===== SOURCE DATA =====

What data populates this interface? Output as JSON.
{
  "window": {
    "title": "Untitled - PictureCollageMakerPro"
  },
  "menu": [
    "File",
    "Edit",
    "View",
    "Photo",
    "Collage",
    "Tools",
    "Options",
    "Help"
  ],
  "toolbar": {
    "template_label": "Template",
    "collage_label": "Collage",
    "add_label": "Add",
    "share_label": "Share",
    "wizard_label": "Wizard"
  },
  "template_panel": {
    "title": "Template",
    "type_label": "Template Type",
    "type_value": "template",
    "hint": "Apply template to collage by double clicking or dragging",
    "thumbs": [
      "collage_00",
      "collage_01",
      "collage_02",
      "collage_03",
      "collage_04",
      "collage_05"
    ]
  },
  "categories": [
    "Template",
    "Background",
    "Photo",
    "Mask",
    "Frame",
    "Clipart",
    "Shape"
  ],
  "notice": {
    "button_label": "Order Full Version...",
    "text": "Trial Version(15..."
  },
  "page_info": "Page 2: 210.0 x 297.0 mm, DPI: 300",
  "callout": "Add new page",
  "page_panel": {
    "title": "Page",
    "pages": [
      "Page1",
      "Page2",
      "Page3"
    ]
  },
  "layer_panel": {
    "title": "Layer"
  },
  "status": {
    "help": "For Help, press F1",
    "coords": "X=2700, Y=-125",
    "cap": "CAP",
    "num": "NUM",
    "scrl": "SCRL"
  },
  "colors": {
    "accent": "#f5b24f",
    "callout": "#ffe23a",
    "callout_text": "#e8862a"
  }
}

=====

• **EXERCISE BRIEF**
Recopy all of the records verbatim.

• **RESULT BELOW**
What data populates this interface? Output as JSON.
{
  "window": {
    "title": "Untitled - PictureCollageMakerPro"
  },
  "menu": [
    "File",
    "Edit",
    "View",
    "Photo",
    "Collage",
    "Tools",
    "Options",
    "Help"
  ],
  "toolbar": {
    "template_label": "Template",
    "collage_label": "Collage",
    "add_label": "Add",
    "share_label": "Share",
    "wizard_label": "Wizard"
  },
  "template_panel": {
    "title": "Template",
    "type_label": "Template Type",
    "type_value": "template",
    "hint": "Apply template to collage by double clicking or dragging",
    "thumbs": [
      "collage_00",
      "collage_01",
      "collage_02",
      "collage_03",
      "collage_04",
      "collage_05"
    ]
  },
  "categories": [
    "Template",
    "Background",
    "Photo",
    "Mask",
    "Frame",
    "Clipart",
    "Shape"
  ],
  "notice": {
    "button_label": "Order Full Version...",
    "text": "Trial Version(15..."
  },
  "page_info": "Page 2: 210.0 x 297.0 mm, DPI: 300",
  "callout": "Add new page",
  "page_panel": {
    "title": "Page",
    "pages": [
      "Page1",
      "Page2",
      "Page3"
    ]
  },
  "layer_panel": {
    "title": "Layer"
  },
  "status": {
    "help": "For Help, press F1",
    "coords": "X=2700, Y=-125",
    "cap": "CAP",
    "num": "NUM",
    "scrl": "SCRL"
  },
  "colors": {
    "accent": "#f5b24f",
    "callout": "#ffe23a",
    "callout_text": "#e8862a"
  }
}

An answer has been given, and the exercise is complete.